◆ Directions: Lines with the word "apartment" are the ones wanted. Copy each of them from the entries below.
== Source data
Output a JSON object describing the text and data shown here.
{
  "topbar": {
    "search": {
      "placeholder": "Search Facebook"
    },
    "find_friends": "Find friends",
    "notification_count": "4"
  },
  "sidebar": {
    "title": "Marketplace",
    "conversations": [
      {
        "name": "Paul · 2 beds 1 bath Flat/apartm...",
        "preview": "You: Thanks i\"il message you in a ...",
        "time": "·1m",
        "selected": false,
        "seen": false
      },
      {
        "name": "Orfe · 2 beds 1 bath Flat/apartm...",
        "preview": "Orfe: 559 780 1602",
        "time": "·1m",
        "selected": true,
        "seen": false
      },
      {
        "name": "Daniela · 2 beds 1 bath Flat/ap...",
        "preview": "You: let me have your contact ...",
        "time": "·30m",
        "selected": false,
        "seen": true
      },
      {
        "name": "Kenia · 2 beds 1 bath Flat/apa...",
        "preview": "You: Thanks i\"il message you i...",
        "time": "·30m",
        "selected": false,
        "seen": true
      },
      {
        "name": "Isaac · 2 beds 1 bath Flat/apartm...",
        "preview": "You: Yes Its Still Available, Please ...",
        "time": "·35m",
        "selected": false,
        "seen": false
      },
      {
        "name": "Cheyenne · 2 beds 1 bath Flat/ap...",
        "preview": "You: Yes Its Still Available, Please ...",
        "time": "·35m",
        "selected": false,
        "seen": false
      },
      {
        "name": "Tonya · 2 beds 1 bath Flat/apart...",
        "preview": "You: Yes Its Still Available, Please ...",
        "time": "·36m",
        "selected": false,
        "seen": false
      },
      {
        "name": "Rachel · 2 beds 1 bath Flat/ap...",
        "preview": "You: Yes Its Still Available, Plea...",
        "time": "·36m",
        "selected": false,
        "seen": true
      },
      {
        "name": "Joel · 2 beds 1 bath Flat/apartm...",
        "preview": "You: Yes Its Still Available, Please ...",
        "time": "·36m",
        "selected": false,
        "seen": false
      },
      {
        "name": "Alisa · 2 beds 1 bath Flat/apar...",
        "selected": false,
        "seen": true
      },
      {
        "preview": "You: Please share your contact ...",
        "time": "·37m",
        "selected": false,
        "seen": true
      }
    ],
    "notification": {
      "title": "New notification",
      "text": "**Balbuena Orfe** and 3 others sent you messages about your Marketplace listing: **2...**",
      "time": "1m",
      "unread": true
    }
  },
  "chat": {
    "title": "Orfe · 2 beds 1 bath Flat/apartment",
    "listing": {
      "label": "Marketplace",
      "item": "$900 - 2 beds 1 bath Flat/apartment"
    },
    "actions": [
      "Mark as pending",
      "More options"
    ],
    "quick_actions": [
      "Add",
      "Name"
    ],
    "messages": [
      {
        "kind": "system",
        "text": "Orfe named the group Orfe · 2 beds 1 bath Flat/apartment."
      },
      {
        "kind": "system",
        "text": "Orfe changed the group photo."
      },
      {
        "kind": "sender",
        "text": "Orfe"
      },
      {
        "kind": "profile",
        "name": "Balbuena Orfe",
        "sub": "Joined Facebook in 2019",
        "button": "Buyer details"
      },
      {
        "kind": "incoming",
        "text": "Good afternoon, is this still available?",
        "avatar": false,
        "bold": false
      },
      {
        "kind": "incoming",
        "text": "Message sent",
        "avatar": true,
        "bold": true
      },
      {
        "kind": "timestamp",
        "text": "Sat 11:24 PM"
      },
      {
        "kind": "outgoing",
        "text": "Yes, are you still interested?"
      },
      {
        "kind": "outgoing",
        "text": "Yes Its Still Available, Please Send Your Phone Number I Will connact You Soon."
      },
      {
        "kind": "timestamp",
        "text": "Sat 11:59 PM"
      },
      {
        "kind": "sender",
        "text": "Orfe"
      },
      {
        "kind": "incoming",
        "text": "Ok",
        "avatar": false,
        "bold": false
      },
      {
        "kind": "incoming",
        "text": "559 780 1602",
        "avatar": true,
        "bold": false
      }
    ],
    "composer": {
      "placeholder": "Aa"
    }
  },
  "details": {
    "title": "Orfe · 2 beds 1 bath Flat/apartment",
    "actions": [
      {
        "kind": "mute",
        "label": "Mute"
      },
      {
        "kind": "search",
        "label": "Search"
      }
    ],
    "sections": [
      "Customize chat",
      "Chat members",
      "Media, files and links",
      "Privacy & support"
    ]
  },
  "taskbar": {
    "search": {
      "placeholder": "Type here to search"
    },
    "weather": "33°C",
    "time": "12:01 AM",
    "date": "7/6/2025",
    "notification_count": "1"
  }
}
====
◆ Expected answer:
    "title": "Orfe · 2 beds 1 bath Flat/apartment",
      "item": "$900 - 2 beds 1 bath Flat/apartment"
        "text": "Orfe named the group Orfe · 2 beds 1 bath Flat/apartment."
    "title": "Orfe · 2 beds 1 bath Flat/apartment",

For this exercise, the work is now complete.